Elsewhere I mention that the map is not the territory. But since there are so many maps, how do we compare and evaluate them. This is the essence of science. Testing, we compare the “map” with the “territory”. If a map has no predictive value, it is worthless, no matter who drew it, no matter how well drawn. There is a point to this.
It is that many famous, and learned people enjoy popularity and acclaim for their utterances, which are utterly worthless. They have no predictive value. They are a fact about the speaker, and nothing more.
It is to be noted that many speakers make a fine living peddling bullshit. A famous handsome well-loved actress can get on a “soap box”, and mutter many sentences that go together well, but the only thing they delineate is her emotions, or the collection of bumper stickers she has memorized.
When a speaker suggests a solution to some imagined social ill, it is good to ask them to define their terms operationally. How do we experience what their noise refers to. Further, we might ask where did this solution work? And, is this a map they drew themselves, or are they just repeating someone else’s.
After winning the Nobel prize, Max Planck went around Germany giving talks. His chauffeur heard the talk so many times that he had it by heart, and so one time, he asked Max Planck if he could give the address. Planck agreed, they changed places, and the lecture came off famously. But then came the Q&A, with the very first question being one that the chauffeur had no hope of answering. The chauffeur replied: “I’m surprised to hear such an elementary question on high energy physics here in Munich. It’s so simple, I’ll let my chauffeur answer it.”
The point of the story was that there are two types of knowledge, the kind of rote knowledge that the chauffeur had, and the deep knowledge that Planck had.
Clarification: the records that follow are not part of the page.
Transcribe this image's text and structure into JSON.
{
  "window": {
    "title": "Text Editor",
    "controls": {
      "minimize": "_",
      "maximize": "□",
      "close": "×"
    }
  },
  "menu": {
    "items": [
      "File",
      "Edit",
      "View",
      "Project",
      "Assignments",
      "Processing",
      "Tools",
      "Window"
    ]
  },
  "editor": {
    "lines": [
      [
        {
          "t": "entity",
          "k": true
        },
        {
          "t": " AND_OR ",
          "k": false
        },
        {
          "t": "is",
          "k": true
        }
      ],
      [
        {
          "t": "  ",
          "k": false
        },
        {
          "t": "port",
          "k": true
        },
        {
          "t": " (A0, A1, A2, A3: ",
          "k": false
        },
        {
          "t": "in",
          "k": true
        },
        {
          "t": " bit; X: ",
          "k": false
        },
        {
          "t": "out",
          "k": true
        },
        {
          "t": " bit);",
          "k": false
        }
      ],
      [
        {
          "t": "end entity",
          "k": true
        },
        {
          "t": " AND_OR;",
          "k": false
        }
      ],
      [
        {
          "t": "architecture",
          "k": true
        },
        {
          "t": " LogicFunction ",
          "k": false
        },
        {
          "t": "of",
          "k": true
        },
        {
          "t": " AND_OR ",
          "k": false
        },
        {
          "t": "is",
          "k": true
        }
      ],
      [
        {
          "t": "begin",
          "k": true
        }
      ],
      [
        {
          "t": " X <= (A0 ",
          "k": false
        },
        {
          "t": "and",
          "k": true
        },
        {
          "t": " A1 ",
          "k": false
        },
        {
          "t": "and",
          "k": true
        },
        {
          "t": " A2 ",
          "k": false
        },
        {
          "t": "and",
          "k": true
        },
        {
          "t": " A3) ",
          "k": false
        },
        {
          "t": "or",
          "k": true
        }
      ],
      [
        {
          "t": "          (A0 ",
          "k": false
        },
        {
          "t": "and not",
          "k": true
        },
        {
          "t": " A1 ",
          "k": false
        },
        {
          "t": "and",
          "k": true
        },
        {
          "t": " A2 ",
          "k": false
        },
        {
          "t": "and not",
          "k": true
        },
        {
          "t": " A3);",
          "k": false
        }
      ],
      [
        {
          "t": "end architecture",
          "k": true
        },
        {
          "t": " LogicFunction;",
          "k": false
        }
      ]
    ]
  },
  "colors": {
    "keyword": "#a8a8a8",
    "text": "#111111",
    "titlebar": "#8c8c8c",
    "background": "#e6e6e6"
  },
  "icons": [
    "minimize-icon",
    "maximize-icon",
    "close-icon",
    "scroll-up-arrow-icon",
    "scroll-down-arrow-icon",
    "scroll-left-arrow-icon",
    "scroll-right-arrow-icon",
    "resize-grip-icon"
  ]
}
Metaphorically speaking, when someone begins their talk, ask yourself; if this is Planck knowledge or chauffeur knowledge, where did this work, what exactly do these works mean? Then you will be in a position to evaluate the predictive value of their word maps.